Just 27 votes supported Clare Daly’s Bill last night. Even if all the Labour TDs had supported it, it still would have failed to pass.
In other words, for X case legislation to be passed without question in the Dáil, Fine Gael AND Labour are needed to support X case legislation when it comes down to a vote on in the Dáil because they have the most seats, and therefore, the most votes.
Fine Gael control Dáil Éirean and Labour supporting legislation alone will not get that legislation voted through.
Fine Gael are required.Over the next couple of weeks, there will be a debate on the Expert Group report. After that, the Government will decide what steps to take. I
am confident that there will be legislation on the X case and that it will happen within the next two or three months.
Sean Kenny TD
28th November is the full moon and there will be a lunar eclipse, it will also be one month from when Savita Halappanavar died in hospital in Galway.
That same day a bill to legislate for the X Case is tabled to be debated and discussed. Claire Daly as part of the ULA is bringing the bill forward and it will do what is needed.
Unfortunately despite it being a good bill and legally sound it is most likely it will be voted down by the government parties.
Who will not want to legislate someone else’s bill, who want to drawn out the process and will stall and then grudgingly create their own bill months later.
The Labour party does want to legislate as soon as possible but they are tied in coalition with the very conservative Fine Gael and even if there was a free vote in the Dáil the bill can not pass with out Fine Gael votes to support it.
So they are playing party politics with women’s lives.
Reporter Oonagh Murphy reported on the excerpts of the report from the Expert group set up to review the X Case ruling.
It seems that the expert group reports back that the options are to put in place guidelines, legislation or regulations.
Guidelines, which can be put in place quickly can be easily amended but they would have no legal force behind them and would not meet the recommendations of the EU court of human rights.
Legislation would meet the recommendations of the EU courts of human rights, but it will mean time spent drawing them up, time spent debating for it to be passed. Legislation will take more time and has a lack of flexibility in the future as medical advances are made.
Regulations in conjunction with legislation may offer flexibility but will have to be backed with legislation which will allow the regulations to be changed as needed.
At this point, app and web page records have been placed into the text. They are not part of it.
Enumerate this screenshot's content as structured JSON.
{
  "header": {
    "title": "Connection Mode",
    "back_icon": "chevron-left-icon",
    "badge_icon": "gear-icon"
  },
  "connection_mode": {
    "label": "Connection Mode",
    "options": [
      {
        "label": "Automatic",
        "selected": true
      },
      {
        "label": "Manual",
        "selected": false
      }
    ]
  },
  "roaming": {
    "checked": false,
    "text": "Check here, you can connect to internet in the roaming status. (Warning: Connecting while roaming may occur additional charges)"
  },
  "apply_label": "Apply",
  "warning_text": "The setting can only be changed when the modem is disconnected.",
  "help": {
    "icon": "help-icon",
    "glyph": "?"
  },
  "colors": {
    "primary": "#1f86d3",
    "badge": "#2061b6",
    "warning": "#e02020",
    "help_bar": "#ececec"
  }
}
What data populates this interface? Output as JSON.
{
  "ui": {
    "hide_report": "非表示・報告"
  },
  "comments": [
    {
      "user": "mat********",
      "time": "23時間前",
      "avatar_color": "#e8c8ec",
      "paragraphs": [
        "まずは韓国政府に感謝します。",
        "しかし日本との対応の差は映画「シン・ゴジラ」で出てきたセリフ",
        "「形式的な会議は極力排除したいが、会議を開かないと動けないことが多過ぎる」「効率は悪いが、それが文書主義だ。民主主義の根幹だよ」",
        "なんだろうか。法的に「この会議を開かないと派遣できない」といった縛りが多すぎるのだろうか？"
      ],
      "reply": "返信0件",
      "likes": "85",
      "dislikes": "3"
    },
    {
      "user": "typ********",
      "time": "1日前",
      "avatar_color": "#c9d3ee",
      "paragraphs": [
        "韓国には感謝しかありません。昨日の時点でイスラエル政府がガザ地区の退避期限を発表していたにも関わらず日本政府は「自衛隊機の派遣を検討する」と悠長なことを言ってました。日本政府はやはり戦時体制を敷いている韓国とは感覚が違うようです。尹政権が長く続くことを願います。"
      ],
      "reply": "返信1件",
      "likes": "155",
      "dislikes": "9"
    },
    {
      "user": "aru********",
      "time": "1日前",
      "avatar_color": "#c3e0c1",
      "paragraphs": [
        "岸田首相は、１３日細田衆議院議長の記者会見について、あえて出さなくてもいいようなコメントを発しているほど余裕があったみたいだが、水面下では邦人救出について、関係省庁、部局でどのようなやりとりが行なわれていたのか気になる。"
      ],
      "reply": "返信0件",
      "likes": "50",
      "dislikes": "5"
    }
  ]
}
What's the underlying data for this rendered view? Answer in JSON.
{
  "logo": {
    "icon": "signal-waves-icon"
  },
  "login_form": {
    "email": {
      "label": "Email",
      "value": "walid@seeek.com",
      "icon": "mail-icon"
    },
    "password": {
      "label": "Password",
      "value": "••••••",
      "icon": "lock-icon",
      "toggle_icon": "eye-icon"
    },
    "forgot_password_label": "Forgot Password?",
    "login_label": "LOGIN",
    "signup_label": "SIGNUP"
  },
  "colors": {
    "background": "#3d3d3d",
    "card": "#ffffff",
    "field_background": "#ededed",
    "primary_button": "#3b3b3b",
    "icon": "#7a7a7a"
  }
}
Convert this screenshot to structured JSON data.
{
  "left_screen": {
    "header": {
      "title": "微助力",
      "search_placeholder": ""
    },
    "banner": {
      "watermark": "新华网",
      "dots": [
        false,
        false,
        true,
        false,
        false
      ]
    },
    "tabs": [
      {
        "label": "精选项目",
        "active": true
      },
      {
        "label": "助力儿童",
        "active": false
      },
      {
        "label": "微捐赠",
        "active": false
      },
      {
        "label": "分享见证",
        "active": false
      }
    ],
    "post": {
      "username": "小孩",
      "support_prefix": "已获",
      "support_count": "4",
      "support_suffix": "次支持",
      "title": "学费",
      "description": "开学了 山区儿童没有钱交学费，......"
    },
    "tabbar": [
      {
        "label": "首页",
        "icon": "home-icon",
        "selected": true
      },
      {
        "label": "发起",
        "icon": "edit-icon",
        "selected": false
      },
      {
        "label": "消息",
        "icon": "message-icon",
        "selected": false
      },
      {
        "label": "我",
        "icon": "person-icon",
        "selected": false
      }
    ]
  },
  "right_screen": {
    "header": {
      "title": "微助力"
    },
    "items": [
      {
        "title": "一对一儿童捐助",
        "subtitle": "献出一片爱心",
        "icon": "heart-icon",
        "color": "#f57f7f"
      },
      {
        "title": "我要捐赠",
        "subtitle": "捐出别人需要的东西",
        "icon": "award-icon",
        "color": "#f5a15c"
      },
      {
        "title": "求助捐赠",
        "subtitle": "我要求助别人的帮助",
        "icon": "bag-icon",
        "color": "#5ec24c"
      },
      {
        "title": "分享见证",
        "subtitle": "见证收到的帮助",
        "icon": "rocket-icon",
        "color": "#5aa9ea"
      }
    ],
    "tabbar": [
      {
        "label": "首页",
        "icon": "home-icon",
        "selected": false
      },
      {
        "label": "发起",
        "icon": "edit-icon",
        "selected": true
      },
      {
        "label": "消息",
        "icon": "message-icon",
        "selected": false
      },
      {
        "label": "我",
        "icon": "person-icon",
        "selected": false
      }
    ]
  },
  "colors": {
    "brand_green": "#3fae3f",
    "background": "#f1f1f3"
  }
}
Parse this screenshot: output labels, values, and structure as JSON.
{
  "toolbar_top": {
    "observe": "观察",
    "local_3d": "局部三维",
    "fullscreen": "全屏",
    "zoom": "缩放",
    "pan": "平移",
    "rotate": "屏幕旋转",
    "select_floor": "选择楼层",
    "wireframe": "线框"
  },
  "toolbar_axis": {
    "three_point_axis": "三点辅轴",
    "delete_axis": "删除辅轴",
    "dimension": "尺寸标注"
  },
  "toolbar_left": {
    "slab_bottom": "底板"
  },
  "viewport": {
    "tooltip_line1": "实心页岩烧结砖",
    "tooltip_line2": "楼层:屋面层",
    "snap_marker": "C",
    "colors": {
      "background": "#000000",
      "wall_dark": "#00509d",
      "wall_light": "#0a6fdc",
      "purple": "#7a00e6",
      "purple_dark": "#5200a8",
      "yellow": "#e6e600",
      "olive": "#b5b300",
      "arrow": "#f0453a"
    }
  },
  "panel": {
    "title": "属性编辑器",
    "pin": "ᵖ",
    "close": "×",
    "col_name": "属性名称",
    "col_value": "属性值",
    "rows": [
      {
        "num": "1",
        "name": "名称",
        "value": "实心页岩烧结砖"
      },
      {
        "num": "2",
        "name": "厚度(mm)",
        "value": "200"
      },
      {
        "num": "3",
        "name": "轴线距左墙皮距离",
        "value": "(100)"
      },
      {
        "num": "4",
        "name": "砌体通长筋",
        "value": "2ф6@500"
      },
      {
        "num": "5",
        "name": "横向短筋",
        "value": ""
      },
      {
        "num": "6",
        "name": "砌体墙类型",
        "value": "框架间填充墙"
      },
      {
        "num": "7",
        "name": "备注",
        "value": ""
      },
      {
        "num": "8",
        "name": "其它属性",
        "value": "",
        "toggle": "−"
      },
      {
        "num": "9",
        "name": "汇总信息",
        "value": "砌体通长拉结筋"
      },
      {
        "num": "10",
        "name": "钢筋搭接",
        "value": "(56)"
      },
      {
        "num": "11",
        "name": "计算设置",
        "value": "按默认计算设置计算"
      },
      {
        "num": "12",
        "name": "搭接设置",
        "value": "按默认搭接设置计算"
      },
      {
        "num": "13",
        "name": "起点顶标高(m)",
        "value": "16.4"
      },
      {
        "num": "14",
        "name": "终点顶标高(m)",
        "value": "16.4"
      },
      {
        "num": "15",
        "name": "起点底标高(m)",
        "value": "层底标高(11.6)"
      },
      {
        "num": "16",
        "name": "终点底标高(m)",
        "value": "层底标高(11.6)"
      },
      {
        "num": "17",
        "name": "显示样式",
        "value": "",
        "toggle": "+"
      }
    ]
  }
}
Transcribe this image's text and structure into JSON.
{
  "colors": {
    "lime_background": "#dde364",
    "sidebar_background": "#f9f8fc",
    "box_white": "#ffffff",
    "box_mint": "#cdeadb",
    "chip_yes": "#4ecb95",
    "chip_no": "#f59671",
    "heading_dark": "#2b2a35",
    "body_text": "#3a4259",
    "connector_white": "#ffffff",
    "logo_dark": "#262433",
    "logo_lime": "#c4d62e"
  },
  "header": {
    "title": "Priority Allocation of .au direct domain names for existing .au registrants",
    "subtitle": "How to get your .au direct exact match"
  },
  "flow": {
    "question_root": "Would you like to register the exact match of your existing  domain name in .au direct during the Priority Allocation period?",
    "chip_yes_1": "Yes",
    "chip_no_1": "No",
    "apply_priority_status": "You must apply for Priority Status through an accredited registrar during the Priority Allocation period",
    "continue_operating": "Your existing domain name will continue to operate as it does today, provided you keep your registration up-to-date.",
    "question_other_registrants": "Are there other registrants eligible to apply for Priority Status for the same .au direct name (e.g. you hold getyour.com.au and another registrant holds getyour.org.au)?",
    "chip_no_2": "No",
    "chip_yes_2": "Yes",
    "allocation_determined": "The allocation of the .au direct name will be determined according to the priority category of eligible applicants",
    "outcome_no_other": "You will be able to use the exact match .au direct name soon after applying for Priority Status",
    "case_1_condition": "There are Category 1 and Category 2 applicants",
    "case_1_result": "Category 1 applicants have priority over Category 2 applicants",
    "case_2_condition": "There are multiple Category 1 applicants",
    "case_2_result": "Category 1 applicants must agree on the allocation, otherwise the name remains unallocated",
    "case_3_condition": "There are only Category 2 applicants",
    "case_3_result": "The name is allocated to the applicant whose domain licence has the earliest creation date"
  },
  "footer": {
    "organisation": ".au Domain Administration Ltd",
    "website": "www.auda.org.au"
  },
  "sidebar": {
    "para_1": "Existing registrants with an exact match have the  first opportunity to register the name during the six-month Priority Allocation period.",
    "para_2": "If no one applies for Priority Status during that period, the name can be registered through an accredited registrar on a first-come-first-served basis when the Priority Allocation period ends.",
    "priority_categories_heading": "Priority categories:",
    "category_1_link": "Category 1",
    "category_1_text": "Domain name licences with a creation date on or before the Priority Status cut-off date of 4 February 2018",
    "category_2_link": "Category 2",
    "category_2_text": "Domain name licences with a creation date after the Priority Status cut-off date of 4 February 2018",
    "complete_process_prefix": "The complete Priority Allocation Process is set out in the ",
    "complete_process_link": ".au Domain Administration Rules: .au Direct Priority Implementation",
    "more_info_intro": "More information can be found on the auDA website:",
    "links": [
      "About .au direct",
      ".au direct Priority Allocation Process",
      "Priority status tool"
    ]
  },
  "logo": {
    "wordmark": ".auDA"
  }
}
It was also reported that the X Case only deals with the risk to the life of the woman rather then the risk to health and as a result cases like those of Savita may not be covered by anything which the government put in place.
Tuesday the 27th of November has been given for the publication of the report.